The first two effects, fat body disintegration and the presence of melanotic tumors, are directly attributable to dysregulation of hemocytes (fly blood cells) in the mutant animals. It turns out that in adgf-a-mutant larvae, hemocytes are released prematurely from the lymph glands (the organs where hemocytes are produced and stored). These prematurely released hemocytes then cause fat body disintegration and formation of melanotic tumors; however, if ADGF-A expression is selectively restored in the lymph glands, then hemocytes are not prematurely released, and the larvae survive and develop without the tumors or fat body disintegration.

Bryant and his colleagues reasoned that the elevated adenosine might have direct effects on fly development aside from the dysregulation of hemocytes, so they examined the development of adgf-a mutant flies that also lacked a functional adenosine receptor (adoR mutants). They found that adgf-a/adoR mutant larvae were able to survive and continue development to adulthood, although these animals still experienced fat body disintegration and some melanotic tumors. These results suggest that the second consequence of ADGF-A deficiency, delayed development, is caused by the elevated adenosine in the animals signaling through adenosine receptors.

Drosophila adgf-a mutant larvae with melanotic tumors in their body cavities

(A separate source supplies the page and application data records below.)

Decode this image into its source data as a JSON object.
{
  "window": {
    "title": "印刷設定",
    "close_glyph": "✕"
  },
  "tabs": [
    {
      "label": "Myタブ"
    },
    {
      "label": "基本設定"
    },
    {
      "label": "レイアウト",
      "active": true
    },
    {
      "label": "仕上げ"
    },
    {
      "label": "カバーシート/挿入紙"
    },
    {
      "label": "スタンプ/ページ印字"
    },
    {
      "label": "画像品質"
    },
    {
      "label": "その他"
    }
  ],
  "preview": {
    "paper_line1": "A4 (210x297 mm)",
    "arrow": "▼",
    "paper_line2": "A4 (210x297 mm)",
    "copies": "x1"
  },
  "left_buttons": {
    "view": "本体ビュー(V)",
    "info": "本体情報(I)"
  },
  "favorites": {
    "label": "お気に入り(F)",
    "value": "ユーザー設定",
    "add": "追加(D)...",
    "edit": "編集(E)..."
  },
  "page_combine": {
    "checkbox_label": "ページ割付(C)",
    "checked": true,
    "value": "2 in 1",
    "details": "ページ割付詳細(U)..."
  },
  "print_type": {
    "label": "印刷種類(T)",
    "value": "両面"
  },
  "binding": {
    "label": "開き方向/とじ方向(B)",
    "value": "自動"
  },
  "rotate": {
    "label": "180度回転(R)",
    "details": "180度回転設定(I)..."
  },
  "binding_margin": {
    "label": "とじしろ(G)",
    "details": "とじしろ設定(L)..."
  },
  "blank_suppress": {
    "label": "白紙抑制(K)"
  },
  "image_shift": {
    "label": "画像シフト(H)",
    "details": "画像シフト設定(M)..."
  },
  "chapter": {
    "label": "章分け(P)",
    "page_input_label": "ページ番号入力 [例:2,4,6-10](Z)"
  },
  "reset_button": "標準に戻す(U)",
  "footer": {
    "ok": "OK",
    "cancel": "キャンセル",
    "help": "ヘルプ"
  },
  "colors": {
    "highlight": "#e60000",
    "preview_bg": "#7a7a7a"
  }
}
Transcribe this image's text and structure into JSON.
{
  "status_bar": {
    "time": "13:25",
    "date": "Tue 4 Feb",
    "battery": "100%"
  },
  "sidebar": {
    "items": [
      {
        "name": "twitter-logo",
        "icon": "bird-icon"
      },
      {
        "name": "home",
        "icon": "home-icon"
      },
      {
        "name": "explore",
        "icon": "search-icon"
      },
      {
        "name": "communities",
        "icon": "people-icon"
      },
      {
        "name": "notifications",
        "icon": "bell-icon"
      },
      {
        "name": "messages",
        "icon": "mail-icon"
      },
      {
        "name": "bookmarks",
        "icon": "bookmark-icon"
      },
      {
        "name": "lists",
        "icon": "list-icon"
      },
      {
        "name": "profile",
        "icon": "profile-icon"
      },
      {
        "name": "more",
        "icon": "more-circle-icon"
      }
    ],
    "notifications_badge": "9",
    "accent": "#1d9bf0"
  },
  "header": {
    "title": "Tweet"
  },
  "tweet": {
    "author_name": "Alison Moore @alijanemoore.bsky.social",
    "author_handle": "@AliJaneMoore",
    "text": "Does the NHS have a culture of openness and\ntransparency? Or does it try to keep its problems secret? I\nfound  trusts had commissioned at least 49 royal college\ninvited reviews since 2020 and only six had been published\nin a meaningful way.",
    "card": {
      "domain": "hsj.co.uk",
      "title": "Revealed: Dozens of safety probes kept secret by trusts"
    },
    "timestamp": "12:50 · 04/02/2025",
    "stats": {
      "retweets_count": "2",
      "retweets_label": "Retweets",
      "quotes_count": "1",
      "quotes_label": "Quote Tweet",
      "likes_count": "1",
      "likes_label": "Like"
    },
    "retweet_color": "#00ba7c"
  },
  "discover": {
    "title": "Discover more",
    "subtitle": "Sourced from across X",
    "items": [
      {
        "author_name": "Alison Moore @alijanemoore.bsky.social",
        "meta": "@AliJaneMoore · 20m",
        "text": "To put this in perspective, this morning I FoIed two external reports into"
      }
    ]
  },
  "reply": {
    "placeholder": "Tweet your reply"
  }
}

Altogether, these results establish adgf-a flies as a useful model system for unraveling the many effects that adenosine and deoxyadenosine have on cellular physiology in general and on the immune system in particular. Because hemocyte release from lymph glands and delays in development also occur in response to infection, the authors hypothesize that adenosine might be involved in controlling hemocyte release and postponing development when fly larvae are challenged by microbial attacks. Future experiments in this model system should provide important clues to the pathology of adenosine deaminase deficiency–associated SCID and should also advance our understanding of how adenosine acts as a stress hormone during infections in individuals with normal immune systems.